- WHAT YOU SHOULD DO
Set down all the records below, word for word.

- RECORD EXTRACTS
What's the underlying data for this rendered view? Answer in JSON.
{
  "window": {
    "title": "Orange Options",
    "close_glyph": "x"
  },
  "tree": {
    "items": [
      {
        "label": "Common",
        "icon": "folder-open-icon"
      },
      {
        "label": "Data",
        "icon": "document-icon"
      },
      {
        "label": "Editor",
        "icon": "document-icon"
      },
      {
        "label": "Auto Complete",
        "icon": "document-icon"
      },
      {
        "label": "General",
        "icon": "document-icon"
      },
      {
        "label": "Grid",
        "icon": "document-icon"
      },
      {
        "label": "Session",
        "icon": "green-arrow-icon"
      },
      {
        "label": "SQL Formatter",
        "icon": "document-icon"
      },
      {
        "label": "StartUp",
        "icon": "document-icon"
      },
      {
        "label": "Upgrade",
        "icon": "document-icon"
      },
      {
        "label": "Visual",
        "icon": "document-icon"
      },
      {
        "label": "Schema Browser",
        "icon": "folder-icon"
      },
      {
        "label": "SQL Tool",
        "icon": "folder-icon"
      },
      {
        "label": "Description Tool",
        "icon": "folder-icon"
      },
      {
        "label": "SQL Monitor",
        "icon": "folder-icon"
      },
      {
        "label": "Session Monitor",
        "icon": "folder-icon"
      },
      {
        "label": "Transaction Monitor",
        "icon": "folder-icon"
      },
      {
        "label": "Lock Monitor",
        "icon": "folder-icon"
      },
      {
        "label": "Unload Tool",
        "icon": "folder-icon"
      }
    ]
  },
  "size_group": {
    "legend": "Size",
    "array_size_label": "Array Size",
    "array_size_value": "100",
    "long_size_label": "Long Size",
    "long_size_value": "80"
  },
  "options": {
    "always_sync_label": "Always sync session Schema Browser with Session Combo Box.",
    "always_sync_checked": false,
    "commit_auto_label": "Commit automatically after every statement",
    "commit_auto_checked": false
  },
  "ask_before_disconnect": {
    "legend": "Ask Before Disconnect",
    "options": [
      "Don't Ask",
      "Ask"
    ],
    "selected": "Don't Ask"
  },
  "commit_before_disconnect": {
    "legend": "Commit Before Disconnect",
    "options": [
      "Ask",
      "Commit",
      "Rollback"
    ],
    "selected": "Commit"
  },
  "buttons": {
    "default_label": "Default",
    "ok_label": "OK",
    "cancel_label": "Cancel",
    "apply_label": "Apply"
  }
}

- WRITTEN SOLUTION
What's the underlying data for this rendered view? Answer in JSON.
{
  "window": {
    "title": "Orange Options",
    "close_glyph": "x"
  },
  "tree": {
    "items": [
      {
        "label": "Common",
        "icon": "folder-open-icon"
      },
      {
        "label": "Data",
        "icon": "document-icon"
      },
      {
        "label": "Editor",
        "icon": "document-icon"
      },
      {
        "label": "Auto Complete",
        "icon": "document-icon"
      },
      {
        "label": "General",
        "icon": "document-icon"
      },
      {
        "label": "Grid",
        "icon": "document-icon"
      },
      {
        "label": "Session",
        "icon": "green-arrow-icon"
      },
      {
        "label": "SQL Formatter",
        "icon": "document-icon"
      },
      {
        "label": "StartUp",
        "icon": "document-icon"
      },
      {
        "label": "Upgrade",
        "icon": "document-icon"
      },
      {
        "label": "Visual",
        "icon": "document-icon"
      },
      {
        "label": "Schema Browser",
        "icon": "folder-icon"
      },
      {
        "label": "SQL Tool",
        "icon": "folder-icon"
      },
      {
        "label": "Description Tool",
        "icon": "folder-icon"
      },
      {
        "label": "SQL Monitor",
        "icon": "folder-icon"
      },
      {
        "label": "Session Monitor",
        "icon": "folder-icon"
      },
      {
        "label": "Transaction Monitor",
        "icon": "folder-icon"
      },
      {
        "label": "Lock Monitor",
        "icon": "folder-icon"
      },
      {
        "label": "Unload Tool",
        "icon": "folder-icon"
      }
    ]
  },
  "size_group": {
    "legend": "Size",
    "array_size_label": "Array Size",
    "array_size_value": "100",
    "long_size_label": "Long Size",
    "long_size_value": "80"
  },
  "options": {
    "always_sync_label": "Always sync session Schema Browser with Session Combo Box.",
    "always_sync_checked": false,
    "commit_auto_label": "Commit automatically after every statement",
    "commit_auto_checked": false
  },
  "ask_before_disconnect": {
    "legend": "Ask Before Disconnect",
    "options": [
      "Don't Ask",
      "Ask"
    ],
    "selected": "Don't Ask"
  },
  "commit_before_disconnect": {
    "legend": "Commit Before Disconnect",
    "options": [
      "Ask",
      "Commit",
      "Rollback"
    ],
    "selected": "Commit"
  },
  "buttons": {
    "default_label": "Default",
    "ok_label": "OK",
    "cancel_label": "Cancel",
    "apply_label": "Apply"
  }
}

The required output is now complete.